A follow up inspection will be required to assure that corrections are adequate.
You should take prompt action to correct the violations addressed in this letter. Failure to promptly correct these violations may result in regulatory action being initiated by the Food and Drug Administration without further notice. These actions include, but are not limited to, seizure, injunction, and/or civil money penalties. Also, federal agencies are advised of the issuance of all Warning Letters about devices so that they may take this information into account when considering the award of contracts. Additionally, premarket approval applications for Class III devices to which the Quality System regulation deviations are reasonably related will not be approved until the violations have been corrected. Requests for Certificates to Foreign Governments will not be granted until the violations related to the subject devices have been corrected.

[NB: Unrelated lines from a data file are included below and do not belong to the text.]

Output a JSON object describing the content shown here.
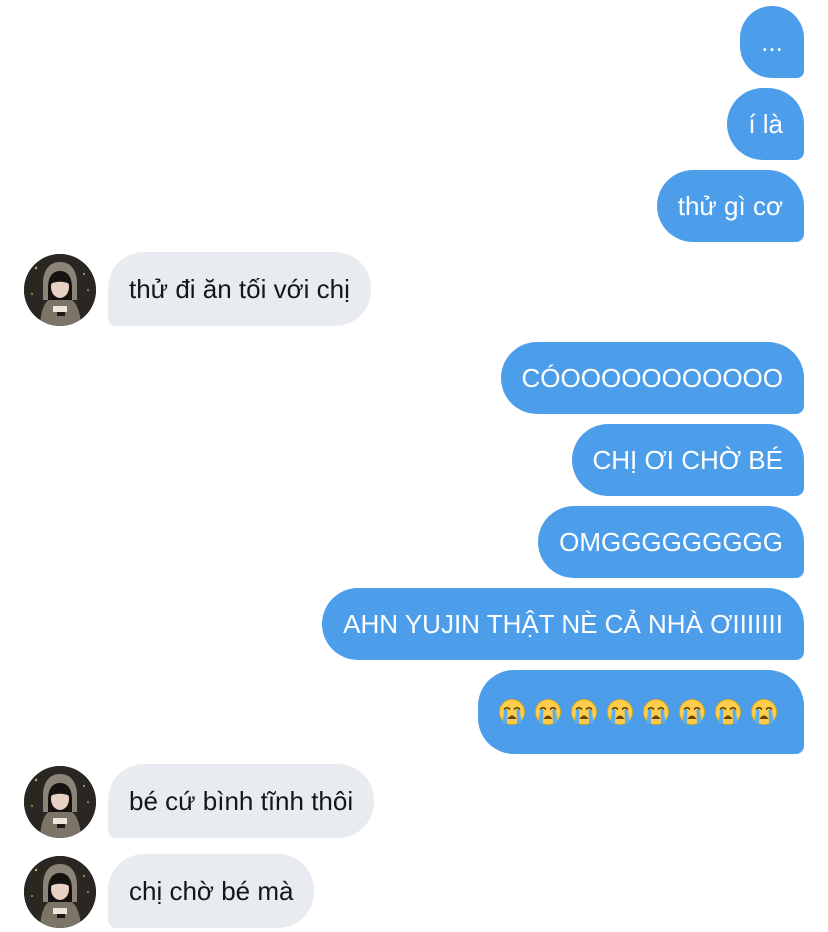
{
  "conversation": {
    "messages": [
      {
        "sender": "me",
        "text": "..."
      },
      {
        "sender": "me",
        "text": "í là"
      },
      {
        "sender": "me",
        "text": "thử gì cơ"
      },
      {
        "sender": "other",
        "text": "thử đi ăn tối với chị"
      },
      {
        "sender": "me",
        "text": "CÓOOOOOOOOOOO"
      },
      {
        "sender": "me",
        "text": "CHỊ ƠI CHỜ BÉ"
      },
      {
        "sender": "me",
        "text": "OMGGGGGGGGG"
      },
      {
        "sender": "me",
        "text": "AHN YUJIN THẬT NÈ CẢ NHÀ ƠIIIIIII"
      },
      {
        "sender": "me",
        "type": "emoji",
        "emoji": "loudly-crying-face",
        "count": 8
      },
      {
        "sender": "other",
        "text": "bé cứ bình tĩnh thôi"
      },
      {
        "sender": "other",
        "text": "chị chờ bé mà"
      }
    ],
    "avatar_icon": "user-avatar-photo"
  },
  "colors": {
    "outgoing_bubble": "#4c9eeb",
    "incoming_bubble": "#e8ebf0",
    "outgoing_text": "#ffffff",
    "incoming_text": "#14171a"
  }
}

Please notify this office in writing within fifteen (15) working days from the date you receive this letter of the specific steps you have taken to correct the noted violations, including an explanation of how you plan to prevent these violations, or similar violations, from occurring again. Include documentation of the corrective action you have taken. If your planned corrections will occur over time, please include a timetable for implementation of those corrections. If corrective action cannot be completed within 15 working days, state the reason for the delay and the time within which the corrections will be completed.
Your response should be sent to: Sergio Chavez, Compliance Officer, United States Food and Drug Administration, 1431 Harbor Bay Parkway, Alameda, CA 94502. If you have any questions about the content of this letter please contact: Sergio Chavez at (510) 337-6886.
Finally, you should know that this letter is not intended to be an all-inclusive list of the violation(s) at your facility. It is your responsibility to ensure compliance with applicable laws and regulations administered by FDA. The specific violation(s) noted in this letter and in the Inspectional Observations, Form FDA 483 (FDA 483), issued at the closeout of the inspection may be symptomatic of serious problems in your firm's manufacturing and quality assurance systems. You should investigate and determine the causes of the violations, and take prompt actions to correct the violations and to bring your products into compliance.
Barbara J. Cassens
San Francisco District